Finally Question 10 is a good debt ceiling question:
10. The federal government is expected to hit its debt limit – which is the legal limit on how much the federal government can borrow to pay its bills – in the next few months. In general, do you favor or oppose raising the debt ceiling?
Again, almost 3/4 of the respondents would oppose raising the debt ceiling. This to me is the best result of the poll. President Obama and his followers often tout that not raising the debt ceiling is the same as ‘not paying your bills’. Respondents are rejecting this misdirect of a message from Obama. Responsible fiscal policy would require lowering these bills and cutting non-essential services the government is paying for. It is obvious from the earlier results that Americans feel too much money is being spent already. Using the argument that the debt ceiling has to be raised ‘to pay the bills’ is a really hard sell for Americans that have had to cut services in their own life to balance their personal budgets.

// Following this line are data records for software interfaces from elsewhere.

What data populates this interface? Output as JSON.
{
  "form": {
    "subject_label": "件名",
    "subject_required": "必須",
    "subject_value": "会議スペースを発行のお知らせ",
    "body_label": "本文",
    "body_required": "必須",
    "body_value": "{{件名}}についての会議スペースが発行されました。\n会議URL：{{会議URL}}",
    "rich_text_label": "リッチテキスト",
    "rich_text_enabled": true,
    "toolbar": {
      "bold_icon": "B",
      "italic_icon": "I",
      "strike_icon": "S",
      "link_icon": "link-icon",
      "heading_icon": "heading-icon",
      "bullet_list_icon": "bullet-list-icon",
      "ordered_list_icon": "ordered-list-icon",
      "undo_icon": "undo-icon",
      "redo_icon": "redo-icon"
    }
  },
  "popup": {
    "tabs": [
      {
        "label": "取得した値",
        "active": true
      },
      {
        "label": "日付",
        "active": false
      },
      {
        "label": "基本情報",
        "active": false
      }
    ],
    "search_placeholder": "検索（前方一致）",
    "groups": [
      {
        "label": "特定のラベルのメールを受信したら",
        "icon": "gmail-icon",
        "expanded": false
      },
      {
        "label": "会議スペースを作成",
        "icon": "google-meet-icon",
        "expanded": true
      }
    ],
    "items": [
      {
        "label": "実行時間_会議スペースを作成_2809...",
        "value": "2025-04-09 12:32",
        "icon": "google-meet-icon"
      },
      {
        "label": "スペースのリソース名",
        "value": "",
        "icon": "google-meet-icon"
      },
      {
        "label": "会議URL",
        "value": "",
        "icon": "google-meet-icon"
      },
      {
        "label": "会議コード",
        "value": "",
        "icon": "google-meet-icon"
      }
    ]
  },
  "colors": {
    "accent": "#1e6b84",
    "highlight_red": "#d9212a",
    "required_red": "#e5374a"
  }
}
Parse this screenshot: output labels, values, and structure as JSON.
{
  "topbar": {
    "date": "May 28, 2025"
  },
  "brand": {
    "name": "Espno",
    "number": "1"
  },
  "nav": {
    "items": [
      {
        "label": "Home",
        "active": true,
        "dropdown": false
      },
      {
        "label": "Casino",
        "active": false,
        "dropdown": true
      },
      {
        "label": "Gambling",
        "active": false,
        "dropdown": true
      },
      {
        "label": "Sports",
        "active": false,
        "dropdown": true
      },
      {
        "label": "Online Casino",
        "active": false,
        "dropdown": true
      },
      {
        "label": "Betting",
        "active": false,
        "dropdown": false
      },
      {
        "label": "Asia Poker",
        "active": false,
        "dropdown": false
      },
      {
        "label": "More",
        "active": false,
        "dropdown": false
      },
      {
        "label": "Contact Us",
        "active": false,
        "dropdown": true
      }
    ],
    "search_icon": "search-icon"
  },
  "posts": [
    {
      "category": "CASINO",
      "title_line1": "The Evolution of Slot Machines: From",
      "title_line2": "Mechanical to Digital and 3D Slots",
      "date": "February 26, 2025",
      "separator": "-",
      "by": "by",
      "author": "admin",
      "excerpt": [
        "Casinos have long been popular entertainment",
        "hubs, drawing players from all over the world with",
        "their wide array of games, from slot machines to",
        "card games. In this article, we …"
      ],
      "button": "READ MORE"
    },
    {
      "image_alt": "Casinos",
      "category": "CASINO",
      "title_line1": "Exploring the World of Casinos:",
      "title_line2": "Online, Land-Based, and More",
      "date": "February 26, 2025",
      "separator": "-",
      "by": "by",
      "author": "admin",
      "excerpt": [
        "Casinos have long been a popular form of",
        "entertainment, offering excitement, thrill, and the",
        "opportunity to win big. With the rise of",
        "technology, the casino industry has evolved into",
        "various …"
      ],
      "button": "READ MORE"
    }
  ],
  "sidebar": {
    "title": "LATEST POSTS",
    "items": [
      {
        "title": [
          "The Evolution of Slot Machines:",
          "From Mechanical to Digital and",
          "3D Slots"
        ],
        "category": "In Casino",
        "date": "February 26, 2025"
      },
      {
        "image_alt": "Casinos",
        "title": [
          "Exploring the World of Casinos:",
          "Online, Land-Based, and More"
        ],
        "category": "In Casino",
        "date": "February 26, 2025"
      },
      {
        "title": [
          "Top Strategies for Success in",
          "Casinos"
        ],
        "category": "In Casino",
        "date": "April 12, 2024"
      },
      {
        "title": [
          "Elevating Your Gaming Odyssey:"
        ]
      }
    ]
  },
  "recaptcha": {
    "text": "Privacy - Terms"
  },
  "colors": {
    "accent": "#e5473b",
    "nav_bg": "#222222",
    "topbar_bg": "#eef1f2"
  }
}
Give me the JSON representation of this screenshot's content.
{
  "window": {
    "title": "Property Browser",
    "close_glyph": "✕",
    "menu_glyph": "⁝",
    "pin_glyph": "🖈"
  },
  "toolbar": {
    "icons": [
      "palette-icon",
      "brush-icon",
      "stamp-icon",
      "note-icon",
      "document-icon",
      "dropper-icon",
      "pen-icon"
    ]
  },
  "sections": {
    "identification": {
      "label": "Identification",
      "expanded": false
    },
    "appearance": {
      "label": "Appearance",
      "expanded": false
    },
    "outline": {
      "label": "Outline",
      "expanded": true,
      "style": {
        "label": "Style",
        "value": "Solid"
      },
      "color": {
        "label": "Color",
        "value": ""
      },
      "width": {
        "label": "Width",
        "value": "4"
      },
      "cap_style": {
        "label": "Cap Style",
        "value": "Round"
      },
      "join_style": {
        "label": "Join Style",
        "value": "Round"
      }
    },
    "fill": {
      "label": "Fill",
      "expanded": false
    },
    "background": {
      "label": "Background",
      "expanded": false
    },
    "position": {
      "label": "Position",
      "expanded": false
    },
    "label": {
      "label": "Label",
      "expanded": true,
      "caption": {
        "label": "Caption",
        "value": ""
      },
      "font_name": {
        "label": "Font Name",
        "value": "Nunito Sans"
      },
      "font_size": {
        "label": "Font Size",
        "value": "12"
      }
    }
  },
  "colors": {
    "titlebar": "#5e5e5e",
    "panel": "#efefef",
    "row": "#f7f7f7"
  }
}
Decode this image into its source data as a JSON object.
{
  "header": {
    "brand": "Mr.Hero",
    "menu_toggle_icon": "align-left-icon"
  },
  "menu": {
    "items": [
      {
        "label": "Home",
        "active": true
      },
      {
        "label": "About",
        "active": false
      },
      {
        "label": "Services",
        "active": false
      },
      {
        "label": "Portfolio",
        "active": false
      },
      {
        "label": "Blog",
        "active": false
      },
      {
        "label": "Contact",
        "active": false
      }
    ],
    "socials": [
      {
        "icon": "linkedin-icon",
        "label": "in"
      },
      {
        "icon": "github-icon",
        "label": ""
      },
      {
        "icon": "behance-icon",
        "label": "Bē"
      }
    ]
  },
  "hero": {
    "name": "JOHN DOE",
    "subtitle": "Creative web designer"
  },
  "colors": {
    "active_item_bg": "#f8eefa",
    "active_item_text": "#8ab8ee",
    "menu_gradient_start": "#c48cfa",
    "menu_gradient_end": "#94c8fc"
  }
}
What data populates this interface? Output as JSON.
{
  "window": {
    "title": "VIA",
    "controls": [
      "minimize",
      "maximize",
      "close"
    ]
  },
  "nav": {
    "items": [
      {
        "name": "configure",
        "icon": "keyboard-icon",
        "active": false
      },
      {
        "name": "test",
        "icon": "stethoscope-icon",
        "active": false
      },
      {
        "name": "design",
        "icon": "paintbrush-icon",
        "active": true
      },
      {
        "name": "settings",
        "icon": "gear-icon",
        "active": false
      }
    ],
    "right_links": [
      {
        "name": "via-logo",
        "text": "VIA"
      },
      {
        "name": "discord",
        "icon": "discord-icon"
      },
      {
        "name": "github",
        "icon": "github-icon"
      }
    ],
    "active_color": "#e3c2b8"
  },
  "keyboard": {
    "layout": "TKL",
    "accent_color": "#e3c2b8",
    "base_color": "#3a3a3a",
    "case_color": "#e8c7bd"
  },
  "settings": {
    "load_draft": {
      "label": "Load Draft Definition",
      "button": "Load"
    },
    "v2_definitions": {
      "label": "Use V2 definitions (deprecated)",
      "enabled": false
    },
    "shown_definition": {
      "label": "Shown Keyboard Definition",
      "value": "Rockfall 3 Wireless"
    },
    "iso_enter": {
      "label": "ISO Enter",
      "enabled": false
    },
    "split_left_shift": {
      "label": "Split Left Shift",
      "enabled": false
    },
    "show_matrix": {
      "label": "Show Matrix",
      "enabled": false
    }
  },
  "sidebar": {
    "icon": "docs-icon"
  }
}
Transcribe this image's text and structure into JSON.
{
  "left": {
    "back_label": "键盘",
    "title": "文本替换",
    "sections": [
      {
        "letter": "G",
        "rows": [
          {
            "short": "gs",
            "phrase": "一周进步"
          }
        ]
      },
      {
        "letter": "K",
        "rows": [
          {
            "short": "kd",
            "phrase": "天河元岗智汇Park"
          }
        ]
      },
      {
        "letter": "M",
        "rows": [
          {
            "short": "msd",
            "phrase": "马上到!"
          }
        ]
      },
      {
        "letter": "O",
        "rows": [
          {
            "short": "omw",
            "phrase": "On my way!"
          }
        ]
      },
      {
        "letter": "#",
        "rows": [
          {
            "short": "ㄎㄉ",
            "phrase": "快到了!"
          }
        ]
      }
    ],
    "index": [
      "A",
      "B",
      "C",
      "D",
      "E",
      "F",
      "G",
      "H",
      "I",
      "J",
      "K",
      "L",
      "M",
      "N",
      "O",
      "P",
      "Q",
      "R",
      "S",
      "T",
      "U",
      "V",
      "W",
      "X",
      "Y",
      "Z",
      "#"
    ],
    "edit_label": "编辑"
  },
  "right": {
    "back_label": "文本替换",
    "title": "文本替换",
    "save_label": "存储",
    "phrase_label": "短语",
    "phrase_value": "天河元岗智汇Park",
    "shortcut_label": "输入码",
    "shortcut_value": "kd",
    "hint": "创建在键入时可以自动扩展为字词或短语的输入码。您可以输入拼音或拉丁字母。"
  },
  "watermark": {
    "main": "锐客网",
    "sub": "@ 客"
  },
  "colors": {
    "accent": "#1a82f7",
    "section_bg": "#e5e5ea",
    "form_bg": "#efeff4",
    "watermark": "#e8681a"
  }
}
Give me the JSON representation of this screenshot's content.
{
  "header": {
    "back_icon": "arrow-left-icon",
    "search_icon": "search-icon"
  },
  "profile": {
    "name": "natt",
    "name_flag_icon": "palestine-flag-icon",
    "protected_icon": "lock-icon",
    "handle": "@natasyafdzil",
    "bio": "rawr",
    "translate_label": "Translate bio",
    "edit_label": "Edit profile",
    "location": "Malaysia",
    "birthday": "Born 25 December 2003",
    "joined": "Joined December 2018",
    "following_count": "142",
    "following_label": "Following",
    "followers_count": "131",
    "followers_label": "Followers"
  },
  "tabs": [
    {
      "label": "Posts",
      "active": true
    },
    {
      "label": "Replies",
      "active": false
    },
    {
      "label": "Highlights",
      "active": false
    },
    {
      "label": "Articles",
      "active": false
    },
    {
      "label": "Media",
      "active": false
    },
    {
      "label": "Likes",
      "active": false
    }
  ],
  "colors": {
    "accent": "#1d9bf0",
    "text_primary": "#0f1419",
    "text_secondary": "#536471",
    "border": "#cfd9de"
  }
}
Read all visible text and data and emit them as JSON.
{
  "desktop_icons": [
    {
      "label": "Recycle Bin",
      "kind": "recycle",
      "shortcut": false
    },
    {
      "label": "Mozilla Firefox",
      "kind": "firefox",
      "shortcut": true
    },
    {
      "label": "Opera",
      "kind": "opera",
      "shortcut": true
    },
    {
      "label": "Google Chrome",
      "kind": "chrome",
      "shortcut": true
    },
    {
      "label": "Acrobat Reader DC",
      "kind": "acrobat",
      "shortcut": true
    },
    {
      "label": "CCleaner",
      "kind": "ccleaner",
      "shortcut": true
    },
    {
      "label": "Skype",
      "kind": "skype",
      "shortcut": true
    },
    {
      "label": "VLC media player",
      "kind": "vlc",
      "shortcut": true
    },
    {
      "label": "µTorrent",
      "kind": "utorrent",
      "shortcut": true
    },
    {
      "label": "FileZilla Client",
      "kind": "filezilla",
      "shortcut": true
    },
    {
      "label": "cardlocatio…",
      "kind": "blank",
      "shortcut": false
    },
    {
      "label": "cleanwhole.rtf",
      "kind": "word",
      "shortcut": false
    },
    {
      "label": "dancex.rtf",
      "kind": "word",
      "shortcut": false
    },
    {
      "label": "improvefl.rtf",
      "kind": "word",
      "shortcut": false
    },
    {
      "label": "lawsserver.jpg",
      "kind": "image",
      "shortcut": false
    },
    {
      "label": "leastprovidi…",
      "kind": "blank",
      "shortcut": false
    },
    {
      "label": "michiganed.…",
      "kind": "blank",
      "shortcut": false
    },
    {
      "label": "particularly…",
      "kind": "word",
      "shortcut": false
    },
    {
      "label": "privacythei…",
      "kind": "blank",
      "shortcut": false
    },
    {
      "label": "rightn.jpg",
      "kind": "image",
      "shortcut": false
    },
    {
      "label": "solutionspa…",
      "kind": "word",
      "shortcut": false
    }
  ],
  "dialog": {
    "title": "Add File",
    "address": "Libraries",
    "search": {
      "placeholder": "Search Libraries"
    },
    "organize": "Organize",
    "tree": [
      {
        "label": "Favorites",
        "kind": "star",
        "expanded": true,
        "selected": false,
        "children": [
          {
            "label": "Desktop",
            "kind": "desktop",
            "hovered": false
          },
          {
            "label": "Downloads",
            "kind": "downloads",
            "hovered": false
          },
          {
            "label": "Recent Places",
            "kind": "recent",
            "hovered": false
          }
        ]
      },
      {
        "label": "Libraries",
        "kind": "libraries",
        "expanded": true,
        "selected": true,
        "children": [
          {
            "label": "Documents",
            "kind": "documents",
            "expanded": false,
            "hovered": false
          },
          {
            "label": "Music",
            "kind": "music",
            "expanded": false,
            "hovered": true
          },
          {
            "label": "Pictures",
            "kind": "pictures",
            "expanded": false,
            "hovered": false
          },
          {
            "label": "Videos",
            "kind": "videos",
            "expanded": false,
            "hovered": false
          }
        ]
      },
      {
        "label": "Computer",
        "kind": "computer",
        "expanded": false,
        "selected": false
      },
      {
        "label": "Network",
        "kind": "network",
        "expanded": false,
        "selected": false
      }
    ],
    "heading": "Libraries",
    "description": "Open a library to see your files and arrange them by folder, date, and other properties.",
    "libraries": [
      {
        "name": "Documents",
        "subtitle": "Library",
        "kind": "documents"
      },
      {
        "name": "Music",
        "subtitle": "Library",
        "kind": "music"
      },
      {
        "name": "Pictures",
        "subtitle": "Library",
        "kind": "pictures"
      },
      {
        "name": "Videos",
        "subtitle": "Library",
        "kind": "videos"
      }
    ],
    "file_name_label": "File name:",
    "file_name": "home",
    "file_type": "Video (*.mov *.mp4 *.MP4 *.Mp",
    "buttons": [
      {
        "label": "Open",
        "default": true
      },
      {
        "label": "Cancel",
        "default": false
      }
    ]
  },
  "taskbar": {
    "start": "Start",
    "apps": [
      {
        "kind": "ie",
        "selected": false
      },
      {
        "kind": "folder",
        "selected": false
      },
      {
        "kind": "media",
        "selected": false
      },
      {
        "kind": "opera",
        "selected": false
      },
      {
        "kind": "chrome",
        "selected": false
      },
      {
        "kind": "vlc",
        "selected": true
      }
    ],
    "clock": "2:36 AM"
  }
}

The poll had a lot more questions (72 total) and has some interesting results. And, as I said before, the results shouldn’t be taken too seriously. However these numbers do give hope that Americans are rejecting the Keynesian economic theory that government cannot spend too much money. Perhaps now we can work on getting an agile and useful government; as opposed to our current bloated and economic-hampering government.